Input data START

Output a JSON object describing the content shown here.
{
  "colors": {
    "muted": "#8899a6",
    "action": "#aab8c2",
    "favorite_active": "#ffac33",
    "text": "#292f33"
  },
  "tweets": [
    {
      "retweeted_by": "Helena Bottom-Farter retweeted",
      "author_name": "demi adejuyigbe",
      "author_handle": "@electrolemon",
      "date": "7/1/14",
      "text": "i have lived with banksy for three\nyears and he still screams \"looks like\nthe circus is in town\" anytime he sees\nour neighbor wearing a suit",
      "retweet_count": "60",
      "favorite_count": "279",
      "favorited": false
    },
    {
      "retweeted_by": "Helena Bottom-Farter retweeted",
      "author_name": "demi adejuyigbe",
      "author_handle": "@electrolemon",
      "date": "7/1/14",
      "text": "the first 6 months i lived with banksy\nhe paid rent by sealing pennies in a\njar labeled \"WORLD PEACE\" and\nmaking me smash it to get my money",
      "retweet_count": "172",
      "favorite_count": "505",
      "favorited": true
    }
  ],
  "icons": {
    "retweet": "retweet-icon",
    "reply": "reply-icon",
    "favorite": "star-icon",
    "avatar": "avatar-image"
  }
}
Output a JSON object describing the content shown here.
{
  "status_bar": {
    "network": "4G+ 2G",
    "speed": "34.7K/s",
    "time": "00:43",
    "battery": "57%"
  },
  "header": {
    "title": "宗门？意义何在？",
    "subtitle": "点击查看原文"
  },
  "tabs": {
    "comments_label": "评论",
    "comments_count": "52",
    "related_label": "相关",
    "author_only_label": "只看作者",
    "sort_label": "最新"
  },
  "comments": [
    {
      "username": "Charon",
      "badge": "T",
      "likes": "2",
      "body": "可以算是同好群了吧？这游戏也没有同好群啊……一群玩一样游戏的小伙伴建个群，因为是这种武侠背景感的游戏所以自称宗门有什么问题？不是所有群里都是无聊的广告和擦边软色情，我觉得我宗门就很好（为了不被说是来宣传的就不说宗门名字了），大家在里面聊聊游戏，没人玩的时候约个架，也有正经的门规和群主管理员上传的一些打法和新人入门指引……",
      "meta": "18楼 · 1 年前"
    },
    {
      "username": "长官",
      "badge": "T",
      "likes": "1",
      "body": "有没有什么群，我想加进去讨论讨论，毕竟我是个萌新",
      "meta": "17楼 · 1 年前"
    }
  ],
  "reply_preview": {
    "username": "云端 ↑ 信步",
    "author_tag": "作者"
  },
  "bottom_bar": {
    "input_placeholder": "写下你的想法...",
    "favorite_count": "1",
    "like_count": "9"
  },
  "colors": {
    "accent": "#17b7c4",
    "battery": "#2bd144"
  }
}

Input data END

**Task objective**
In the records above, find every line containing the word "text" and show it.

**Task result**
    "text": "#292f33"
      "text": "i have lived with banksy for three\nyears and he still screams \"looks like\nthe circus is in town\" anytime he sees\nour neighbor wearing a suit",
      "text": "the first 6 months i lived with banksy\nhe paid rent by sealing pennies in a\njar labeled \"WORLD PEACE\" and\nmaking me smash it to get my money",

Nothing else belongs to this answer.